ACTIVITY >> Your answer should consist of each line below that includes the word "text".

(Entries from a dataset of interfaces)
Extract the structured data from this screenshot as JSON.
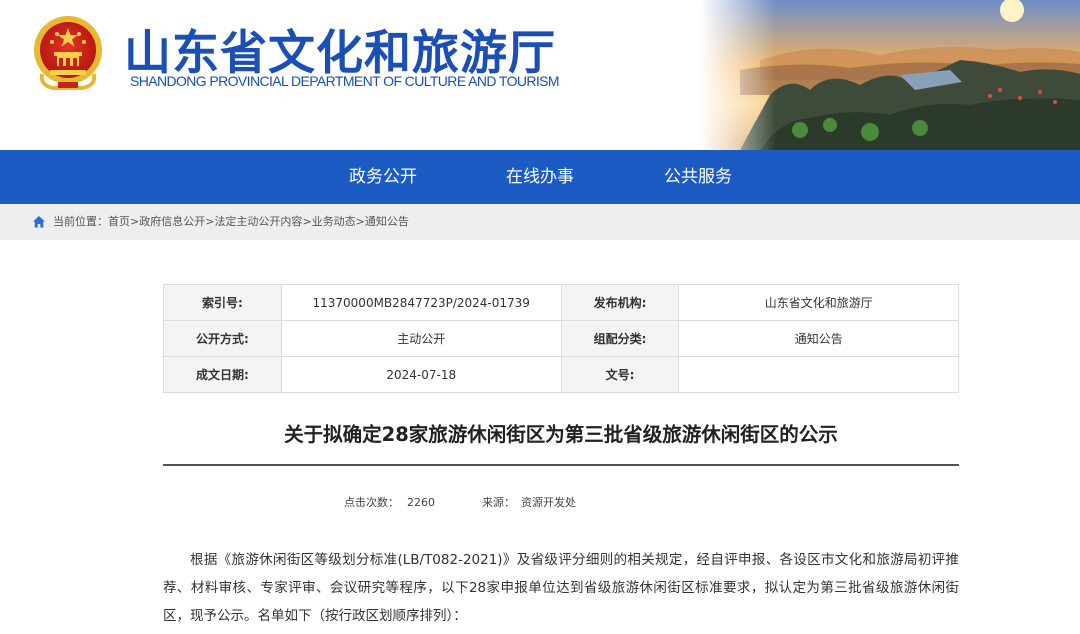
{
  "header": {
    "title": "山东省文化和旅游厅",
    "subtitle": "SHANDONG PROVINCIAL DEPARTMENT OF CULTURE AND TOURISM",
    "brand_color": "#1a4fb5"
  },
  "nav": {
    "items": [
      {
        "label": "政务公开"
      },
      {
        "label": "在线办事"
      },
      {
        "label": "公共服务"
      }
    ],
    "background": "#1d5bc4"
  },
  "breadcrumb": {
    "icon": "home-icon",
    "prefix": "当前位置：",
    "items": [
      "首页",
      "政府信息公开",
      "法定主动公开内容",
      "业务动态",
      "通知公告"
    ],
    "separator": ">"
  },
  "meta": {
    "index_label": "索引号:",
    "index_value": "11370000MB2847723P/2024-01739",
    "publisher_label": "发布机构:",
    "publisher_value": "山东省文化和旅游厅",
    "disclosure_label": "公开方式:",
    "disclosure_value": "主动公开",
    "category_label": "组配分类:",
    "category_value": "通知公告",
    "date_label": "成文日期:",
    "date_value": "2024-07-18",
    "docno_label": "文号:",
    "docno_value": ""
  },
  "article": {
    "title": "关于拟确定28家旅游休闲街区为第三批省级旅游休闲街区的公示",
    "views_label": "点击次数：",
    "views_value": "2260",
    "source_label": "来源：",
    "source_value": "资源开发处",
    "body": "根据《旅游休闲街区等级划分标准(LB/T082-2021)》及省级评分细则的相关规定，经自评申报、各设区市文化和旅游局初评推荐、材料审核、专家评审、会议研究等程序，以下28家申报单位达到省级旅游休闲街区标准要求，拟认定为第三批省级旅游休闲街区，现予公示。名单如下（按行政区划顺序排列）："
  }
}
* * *
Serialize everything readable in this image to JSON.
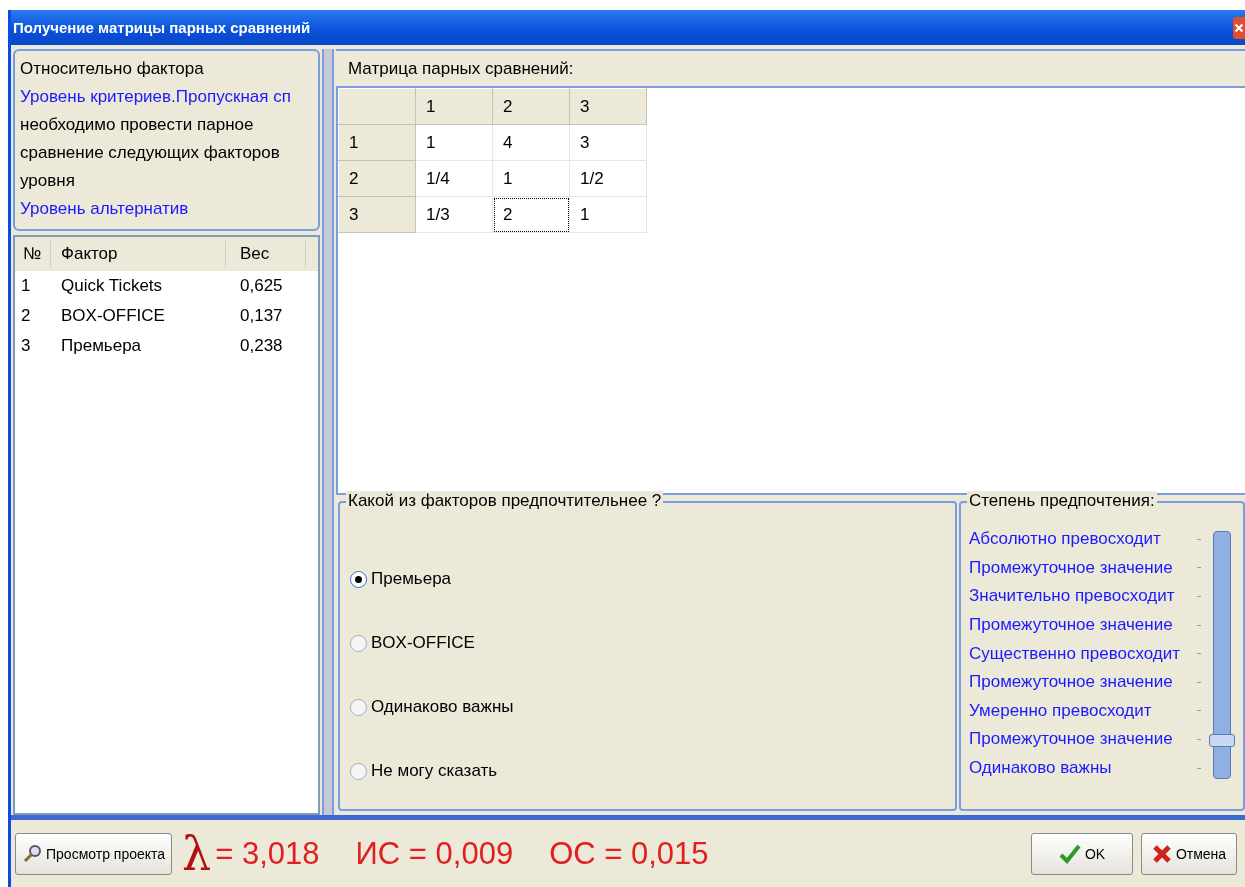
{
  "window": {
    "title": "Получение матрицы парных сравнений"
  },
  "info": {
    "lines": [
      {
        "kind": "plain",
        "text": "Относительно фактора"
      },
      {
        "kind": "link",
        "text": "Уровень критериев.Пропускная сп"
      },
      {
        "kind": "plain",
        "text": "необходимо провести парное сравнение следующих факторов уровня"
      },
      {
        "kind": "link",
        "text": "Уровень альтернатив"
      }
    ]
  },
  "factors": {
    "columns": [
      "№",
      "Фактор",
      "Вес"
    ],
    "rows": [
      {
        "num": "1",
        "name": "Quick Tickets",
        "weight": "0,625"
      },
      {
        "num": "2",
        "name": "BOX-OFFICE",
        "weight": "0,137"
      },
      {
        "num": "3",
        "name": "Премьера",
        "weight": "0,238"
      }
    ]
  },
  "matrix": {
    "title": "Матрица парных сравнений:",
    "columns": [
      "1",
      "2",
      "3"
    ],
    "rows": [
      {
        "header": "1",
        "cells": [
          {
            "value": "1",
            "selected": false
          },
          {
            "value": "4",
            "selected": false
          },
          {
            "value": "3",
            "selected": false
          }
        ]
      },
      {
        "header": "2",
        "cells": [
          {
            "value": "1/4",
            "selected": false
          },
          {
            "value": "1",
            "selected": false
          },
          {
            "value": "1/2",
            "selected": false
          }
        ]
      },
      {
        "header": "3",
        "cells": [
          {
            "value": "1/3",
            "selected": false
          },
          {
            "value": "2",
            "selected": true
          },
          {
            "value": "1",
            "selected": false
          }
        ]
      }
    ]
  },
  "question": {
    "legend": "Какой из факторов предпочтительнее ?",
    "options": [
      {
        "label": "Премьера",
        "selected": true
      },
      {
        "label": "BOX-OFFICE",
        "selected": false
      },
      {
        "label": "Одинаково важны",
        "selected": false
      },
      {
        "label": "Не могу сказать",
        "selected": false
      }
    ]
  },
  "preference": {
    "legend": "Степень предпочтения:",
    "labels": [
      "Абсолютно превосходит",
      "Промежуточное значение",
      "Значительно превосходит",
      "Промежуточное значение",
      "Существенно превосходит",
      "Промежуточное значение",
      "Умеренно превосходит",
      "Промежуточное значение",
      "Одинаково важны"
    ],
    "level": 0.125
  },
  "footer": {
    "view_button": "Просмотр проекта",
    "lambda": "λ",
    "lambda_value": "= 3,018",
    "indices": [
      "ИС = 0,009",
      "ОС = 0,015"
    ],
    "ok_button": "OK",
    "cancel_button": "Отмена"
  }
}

REPLY >>
        "text": "Относительно фактора"
        "text": "Уровень критериев.Пропускная сп"
        "text": "необходимо провести парное сравнение следующих факторов уровня"
        "text": "Уровень альтернатив"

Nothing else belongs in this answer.